| Records for this exercise |
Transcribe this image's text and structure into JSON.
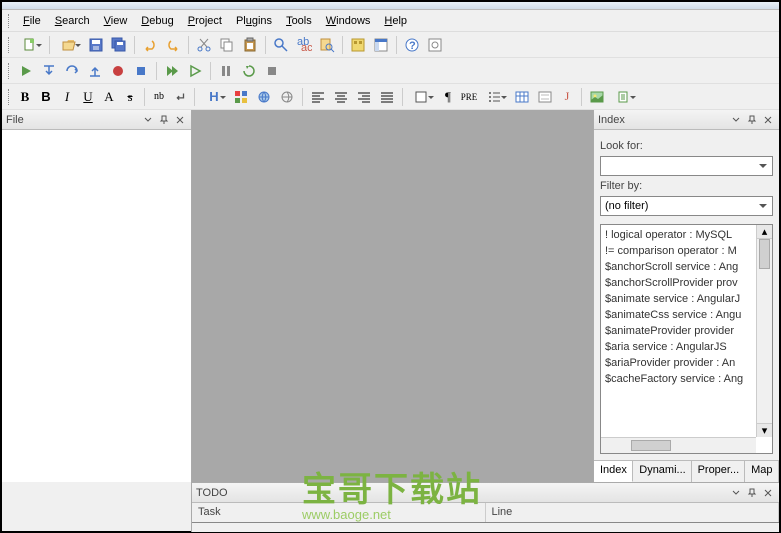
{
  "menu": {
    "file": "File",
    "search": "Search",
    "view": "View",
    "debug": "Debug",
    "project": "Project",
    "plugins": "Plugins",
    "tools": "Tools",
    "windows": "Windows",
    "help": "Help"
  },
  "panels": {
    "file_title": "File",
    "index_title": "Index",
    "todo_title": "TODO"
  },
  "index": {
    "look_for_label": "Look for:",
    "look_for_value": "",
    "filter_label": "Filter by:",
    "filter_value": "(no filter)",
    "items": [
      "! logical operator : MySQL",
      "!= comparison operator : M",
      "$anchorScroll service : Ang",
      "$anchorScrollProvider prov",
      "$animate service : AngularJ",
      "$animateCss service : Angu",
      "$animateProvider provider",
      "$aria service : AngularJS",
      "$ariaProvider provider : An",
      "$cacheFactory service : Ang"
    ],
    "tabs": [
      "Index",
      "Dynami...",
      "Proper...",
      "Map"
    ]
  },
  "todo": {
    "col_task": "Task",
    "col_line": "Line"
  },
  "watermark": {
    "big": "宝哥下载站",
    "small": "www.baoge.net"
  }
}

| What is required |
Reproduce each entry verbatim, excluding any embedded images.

| Answer to this problem |
Transcribe this image's text and structure into JSON.
{
  "menu": {
    "file": "File",
    "search": "Search",
    "view": "View",
    "debug": "Debug",
    "project": "Project",
    "plugins": "Plugins",
    "tools": "Tools",
    "windows": "Windows",
    "help": "Help"
  },
  "panels": {
    "file_title": "File",
    "index_title": "Index",
    "todo_title": "TODO"
  },
  "index": {
    "look_for_label": "Look for:",
    "look_for_value": "",
    "filter_label": "Filter by:",
    "filter_value": "(no filter)",
    "items": [
      "! logical operator : MySQL",
      "!= comparison operator : M",
      "$anchorScroll service : Ang",
      "$anchorScrollProvider prov",
      "$animate service : AngularJ",
      "$animateCss service : Angu",
      "$animateProvider provider",
      "$aria service : AngularJS",
      "$ariaProvider provider : An",
      "$cacheFactory service : Ang"
    ],
    "tabs": [
      "Index",
      "Dynami...",
      "Proper...",
      "Map"
    ]
  },
  "todo": {
    "col_task": "Task",
    "col_line": "Line"
  },
  "watermark": {
    "big": "宝哥下载站",
    "small": "www.baoge.net"
  }
}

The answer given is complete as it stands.